	$str =~ s/\r\n?/\n/g;

	# Remove whitespace at the end of lines
	$str =~ s/[ \t]+$//gm;

	# Remove initial empty lines
	$str =~ s/^\n+//s;

	# Remove trailing empty lines
	$str =~ s/\n+$//s;

	# Convert HTML entities
	$str =~ s/&/&amp;/g;
	$str =~ s/</&lt;/g;
	$str =~ s/>/&gt;/g;

	# Build a regular expression for detecting URLs
	my $sub_delims = '!\$&\'\(\)\*\+,;=';
	my $unreserved = '-a-zA-Z0-9\._~';
	my $pchar = "${unreserved}${sub_delims}\%:\@";

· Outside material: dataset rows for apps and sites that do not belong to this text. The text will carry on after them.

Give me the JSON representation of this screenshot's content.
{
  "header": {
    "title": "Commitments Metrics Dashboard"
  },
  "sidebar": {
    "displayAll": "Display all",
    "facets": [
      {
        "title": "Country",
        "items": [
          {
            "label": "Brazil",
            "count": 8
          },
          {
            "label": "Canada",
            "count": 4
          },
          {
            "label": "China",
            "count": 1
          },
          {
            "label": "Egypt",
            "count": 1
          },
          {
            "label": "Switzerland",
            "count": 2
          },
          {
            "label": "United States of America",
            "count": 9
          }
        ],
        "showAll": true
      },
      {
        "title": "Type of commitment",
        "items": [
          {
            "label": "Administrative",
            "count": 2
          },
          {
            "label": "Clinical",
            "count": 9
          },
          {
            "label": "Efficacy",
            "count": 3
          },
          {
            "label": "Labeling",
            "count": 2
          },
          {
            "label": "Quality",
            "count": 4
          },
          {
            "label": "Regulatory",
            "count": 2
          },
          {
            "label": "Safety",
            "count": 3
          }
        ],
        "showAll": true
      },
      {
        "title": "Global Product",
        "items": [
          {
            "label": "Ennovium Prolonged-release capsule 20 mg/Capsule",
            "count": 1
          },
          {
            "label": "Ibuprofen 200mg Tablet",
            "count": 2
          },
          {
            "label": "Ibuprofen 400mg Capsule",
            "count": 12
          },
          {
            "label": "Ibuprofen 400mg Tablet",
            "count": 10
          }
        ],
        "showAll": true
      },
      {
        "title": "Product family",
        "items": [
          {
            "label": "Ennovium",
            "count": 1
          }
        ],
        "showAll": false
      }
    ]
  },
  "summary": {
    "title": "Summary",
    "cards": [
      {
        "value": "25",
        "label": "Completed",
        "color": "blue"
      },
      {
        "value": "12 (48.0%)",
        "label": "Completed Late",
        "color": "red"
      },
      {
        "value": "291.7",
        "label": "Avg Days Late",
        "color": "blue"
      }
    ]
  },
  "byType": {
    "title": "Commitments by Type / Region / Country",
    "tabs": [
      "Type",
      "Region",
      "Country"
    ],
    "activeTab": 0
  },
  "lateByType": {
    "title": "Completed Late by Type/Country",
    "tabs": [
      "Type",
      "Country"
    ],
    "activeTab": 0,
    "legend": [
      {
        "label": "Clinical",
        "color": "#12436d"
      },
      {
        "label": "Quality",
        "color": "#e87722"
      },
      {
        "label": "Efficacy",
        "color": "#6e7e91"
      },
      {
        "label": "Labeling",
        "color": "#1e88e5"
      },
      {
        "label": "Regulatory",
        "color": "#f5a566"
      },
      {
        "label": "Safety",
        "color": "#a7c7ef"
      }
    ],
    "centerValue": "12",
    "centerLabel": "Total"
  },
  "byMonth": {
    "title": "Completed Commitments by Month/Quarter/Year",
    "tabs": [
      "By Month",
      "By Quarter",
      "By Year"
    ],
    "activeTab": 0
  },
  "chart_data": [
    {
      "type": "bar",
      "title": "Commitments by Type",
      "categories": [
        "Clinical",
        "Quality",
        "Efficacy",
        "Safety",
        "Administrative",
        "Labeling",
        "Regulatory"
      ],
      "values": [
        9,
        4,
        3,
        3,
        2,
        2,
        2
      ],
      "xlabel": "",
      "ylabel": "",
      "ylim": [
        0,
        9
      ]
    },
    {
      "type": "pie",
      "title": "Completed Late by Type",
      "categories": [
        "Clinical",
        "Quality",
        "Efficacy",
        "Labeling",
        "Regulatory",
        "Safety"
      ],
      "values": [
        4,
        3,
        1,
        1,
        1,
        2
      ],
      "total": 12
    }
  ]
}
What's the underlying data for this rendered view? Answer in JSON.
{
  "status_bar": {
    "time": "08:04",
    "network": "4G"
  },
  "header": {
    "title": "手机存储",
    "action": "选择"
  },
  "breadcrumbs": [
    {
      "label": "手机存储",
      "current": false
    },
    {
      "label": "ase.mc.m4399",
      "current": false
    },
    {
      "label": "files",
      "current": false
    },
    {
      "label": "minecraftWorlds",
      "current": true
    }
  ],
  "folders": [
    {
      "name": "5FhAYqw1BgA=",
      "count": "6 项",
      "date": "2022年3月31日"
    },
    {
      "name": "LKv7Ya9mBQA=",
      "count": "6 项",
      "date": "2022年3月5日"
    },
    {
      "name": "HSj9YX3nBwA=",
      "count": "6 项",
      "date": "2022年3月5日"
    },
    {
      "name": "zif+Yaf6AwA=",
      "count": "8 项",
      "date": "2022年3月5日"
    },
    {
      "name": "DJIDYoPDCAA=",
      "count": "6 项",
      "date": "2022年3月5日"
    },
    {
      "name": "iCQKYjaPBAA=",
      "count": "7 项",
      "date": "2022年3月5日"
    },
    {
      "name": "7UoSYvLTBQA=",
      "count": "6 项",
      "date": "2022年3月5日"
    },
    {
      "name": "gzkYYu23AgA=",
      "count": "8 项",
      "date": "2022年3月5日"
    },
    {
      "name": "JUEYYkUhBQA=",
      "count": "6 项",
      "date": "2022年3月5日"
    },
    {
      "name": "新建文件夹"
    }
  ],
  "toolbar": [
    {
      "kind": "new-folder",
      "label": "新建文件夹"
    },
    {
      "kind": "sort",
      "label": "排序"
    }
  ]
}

	my $scheme = '(?:https?|ftp)';
	my $tld = '[a-zA-Z]{2,6}';
	my $subdomain = '[a-zA-Z0-9](?:[-a-zA-Z0-9]{0,62}[a-zA-Z0-9])?';
	my $domain = "(?:$subdomain\\.)+$tld";

	my $port = '[0-9]*';
	my $authority = "$domain(?::$port)?";

	my $path = "(?:/[${pchar}]*)*";
	my $query = "[${pchar}/\\?]*";
	my $fragment = "[${pchar}/\\?]*";

	my $url_ex = "$scheme://$authority$path(?:\\?$query)?(?:#$fragment)?";

	# Add hyperlinks to URLs
	$str =~ s/($url_ex)/<a href="$1">$1<\/a>/g;

	# Add hyperlinks to URLs with missing protocol
	my $www_url_ex = "www\\.$authority$path(?:\\?$query)?(?:#$fragment)?";
	$str =~ s/(?<![-a-zA-Z0-9\/\.])($www_url_ex)/<a href="http:\/\/$1">$1<\/a>/g;

	# Locate paragraphs
	my @paras = split(/\n{2,}/, $str);

	foreach(@paras)
	{
		$_ =~ s/\n/<br \/>\n/sg;
		$_ = "<p>" . $_ . "</p>\n";
	}

	return join("\n", @paras);
}